Review and photos by Adam Wills
Silence. Not a typical reaction to a live performance.
As New York’s Bloody Panda concluded their final note, and began to pack up, the small crowd, who had gathered for their awe-inspiring performance, wasn’t sure how to react to the intensity that was just laid out before them. So instead of applause, cheering, or even conversation, the room filled with an eerie silence that couldn’t have been more fitting.
The previous 45+ minutes were filled with one of the most intense displays of doom I had ever seen. Opening with beautifully soothing vocals from the petite front-woman Yoshiko Ohara, they soon made way to hair-raising screams, and blood-curdling growls. Coupled with Gerry Mak’s droning Tuvan throat singing, the duo produces some of the most intriguing and terrifying vocals in the genre.
Playing tracks off their latest album Summon (Profound Lore), including the twenty-plus minute behemoth “Miserere,” the hooded sextet (including Krallice drummer Lev Weinstein) layered droning guitars over a thick layer of ambience, only to be outdone by the occasional frantic riffing and blistering drums.

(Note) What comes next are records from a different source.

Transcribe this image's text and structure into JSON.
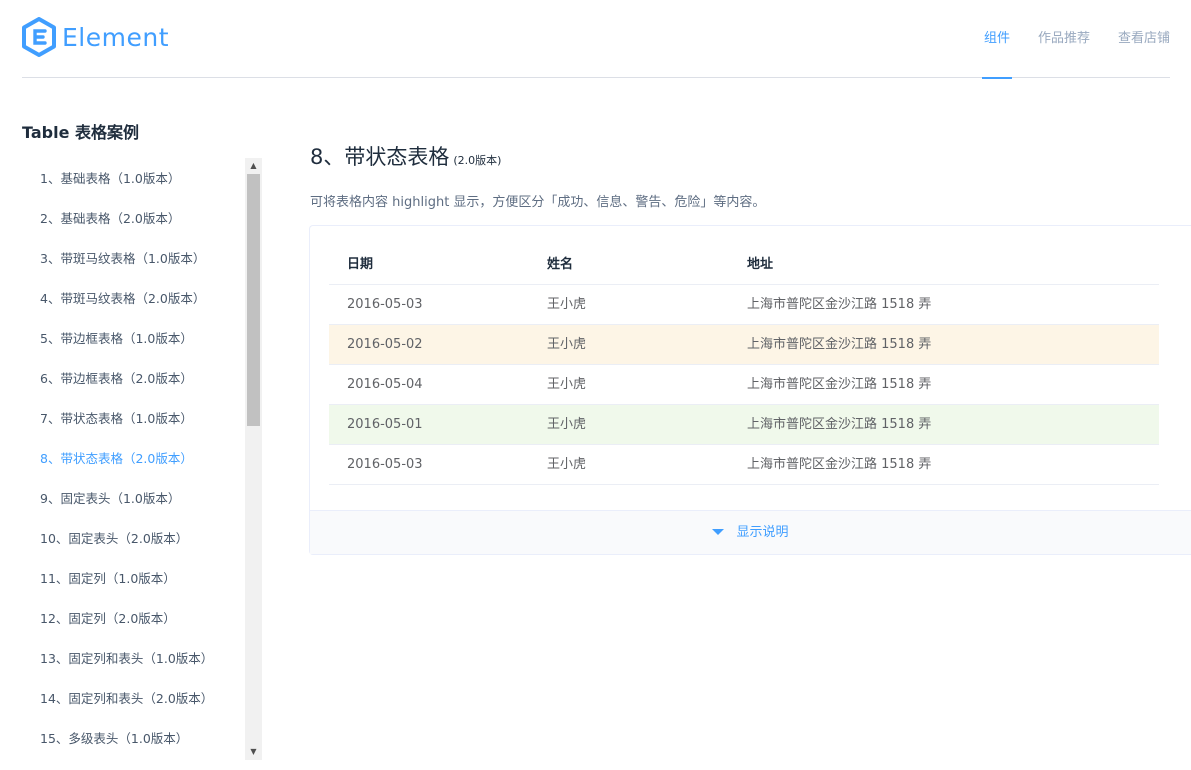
{
  "header": {
    "logo_text": "Element",
    "nav": [
      {
        "label": "组件",
        "active": true
      },
      {
        "label": "作品推荐",
        "active": false
      },
      {
        "label": "查看店铺",
        "active": false
      }
    ]
  },
  "sidebar": {
    "title": "Table 表格案例",
    "items": [
      "1、基础表格（1.0版本）",
      "2、基础表格（2.0版本）",
      "3、带斑马纹表格（1.0版本）",
      "4、带斑马纹表格（2.0版本）",
      "5、带边框表格（1.0版本）",
      "6、带边框表格（2.0版本）",
      "7、带状态表格（1.0版本）",
      "8、带状态表格（2.0版本）",
      "9、固定表头（1.0版本）",
      "10、固定表头（2.0版本）",
      "11、固定列（1.0版本）",
      "12、固定列（2.0版本）",
      "13、固定列和表头（1.0版本）",
      "14、固定列和表头（2.0版本）",
      "15、多级表头（1.0版本）"
    ],
    "active_index": 7
  },
  "main": {
    "title": "8、带状态表格",
    "title_version": "(2.0版本)",
    "description": "可将表格内容 highlight 显示，方便区分「成功、信息、警告、危险」等内容。",
    "table": {
      "headers": [
        "日期",
        "姓名",
        "地址"
      ],
      "rows": [
        {
          "date": "2016-05-03",
          "name": "王小虎",
          "address": "上海市普陀区金沙江路 1518 弄",
          "status": ""
        },
        {
          "date": "2016-05-02",
          "name": "王小虎",
          "address": "上海市普陀区金沙江路 1518 弄",
          "status": "warning"
        },
        {
          "date": "2016-05-04",
          "name": "王小虎",
          "address": "上海市普陀区金沙江路 1518 弄",
          "status": ""
        },
        {
          "date": "2016-05-01",
          "name": "王小虎",
          "address": "上海市普陀区金沙江路 1518 弄",
          "status": "success"
        },
        {
          "date": "2016-05-03",
          "name": "王小虎",
          "address": "上海市普陀区金沙江路 1518 弄",
          "status": ""
        }
      ]
    },
    "toggle_label": "显示说明"
  },
  "colors": {
    "accent": "#409eff",
    "warning_row": "#fdf5e6",
    "success_row": "#f0f9eb"
  },
  "icons": {
    "logo": "element-logo-icon",
    "toggle": "caret-down-icon",
    "scroll_up": "scroll-up-arrow-icon",
    "scroll_down": "scroll-down-arrow-icon"
  }
}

Although the band takes pride in their visual performance, their appearance would be nothing without the music that they produce. Dark, brooding, and even horrific at times, Bloody Panda is a band that any fan of experimental doom should see live, and see how it is supposed to be done.